Forgotten Books: A Shot Rang Out; stuff
A SHOT RANG OUT by Jon L. Breen
I'm about to review a book that is hardly forgotten; it's new. I'm reviewing it because a) I think it's an important book and b) because it didn't get the coverage it deserves. I should also note that the book is dedicated to me but I'd like to add here that I was reading and learning from Jon Breen long before I switched from men's magazine adventure and science fiction to mystery and got to know him personally.
The name Anthony Boucher is one of the most revered in mystery fiction. I have three volumes of his Sunday columns and what strikes me again and again when I reread them is the concision and precision of his his reviews. He had the ability to give you a real sense of the book and his reaction to it in one hundred words or less. Try that sometime. It ain't easy. Boucher also brought a truly catholic approach (I'm not making a pun here, Boucher having been a devout Roman Catholic) which enabled him to review Charlotte Armstrong with the same understanding and enthusiasm he rolled out for Ross Macdonald.
These are the same traits I've always found in Jon Breen's criticism and his hefty new collection proves my point. The book opens with overviews of fifteen careers, including those of Michael Connelly, Elmore Leonard, Chester Himes, Ellery Queen and P.D. James. The length of these gives Breen the opportunity show how careers are built (consciously or unconsciously) and to cite the triumphs and disappointments along the way.
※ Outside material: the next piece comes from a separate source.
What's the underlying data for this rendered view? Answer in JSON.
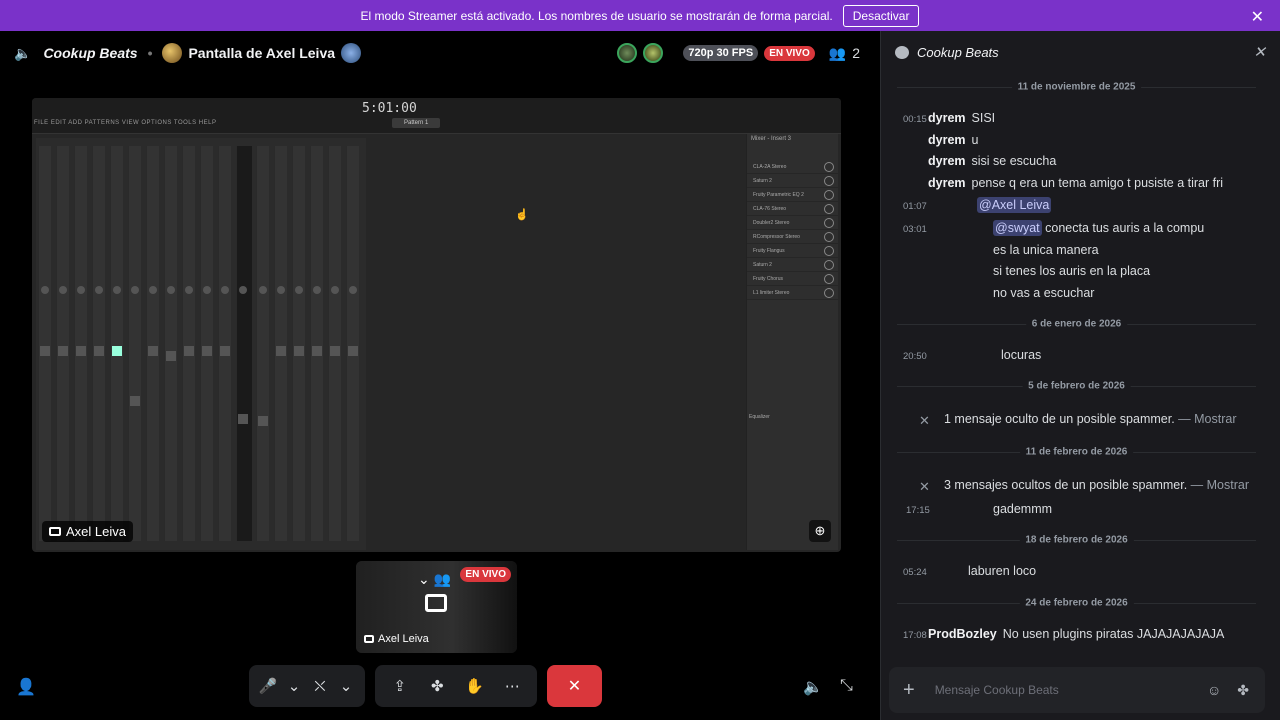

My favorites here are Jack Finney and Margaret Millar. Finney is one of the most elusive of genre writers; his career included everything from hardboiled to fantasy to outright whimsey. And I'd put Millar up against Agatha Christie any day.
This section is followed by "Short Takes on 100 Writers." I love things like this. It's fun to be reminded of books you cared about but haven't reread in years and writers you passed over previously but now, thanks to Breen's profile here, want to try this time around.
The rest of the book comes in two sections. "Topical essays" covers everything from American Women Mystery Writers to The Ghost and Miss Truman (a very wry entry) to Murdering History (the historical novel) to How To Write Mysteries in Six Difficult Lessons (with several guests including Elizabeth George and Loren Estleman). This is followed by short punchy pieces on such subjects as The British Mystery and Nancy Drew and Plagiarism. His piece on my tenure as the editor of Mystery Scene had me (literally) howling out loud. Somebody once said that they bought the magazine just to see what it would look like this time. I sure did change formats a lot. Thank God Kate and Brian took it over. There are even a pair of true crime reviews, his take on Patricia Cornwell's job on Jack The Ripper bracing to be sure.
In sum, if you have any interest in the field of mystery and suspense, this book needs to be on your shelf. It would also make a great present. A witty, shrewd, serious look at the genre that is finally coming into its own in popularity and critical esteem.
I give, I surrender, I'm sorry. At least ten of you wrote me off line to tell me what a moron I am. I'd never heard of Kim Morgan? Do I know anything at all about movie criticism? Was this some kind of Onion-esque joke?
Sorry. I don't know how it was that she escaped my attention all this time but she did. As I mentioned I've been reading through her archives. She's a fine stylist and a unique thinker.
I apologize, Kim.
I recently updated my software and in so doing lost many saved messages. Would the reader who was kind enough to record and send me all the surf music please write me. I've now listened to it and was knocked out by it. Thanks very much.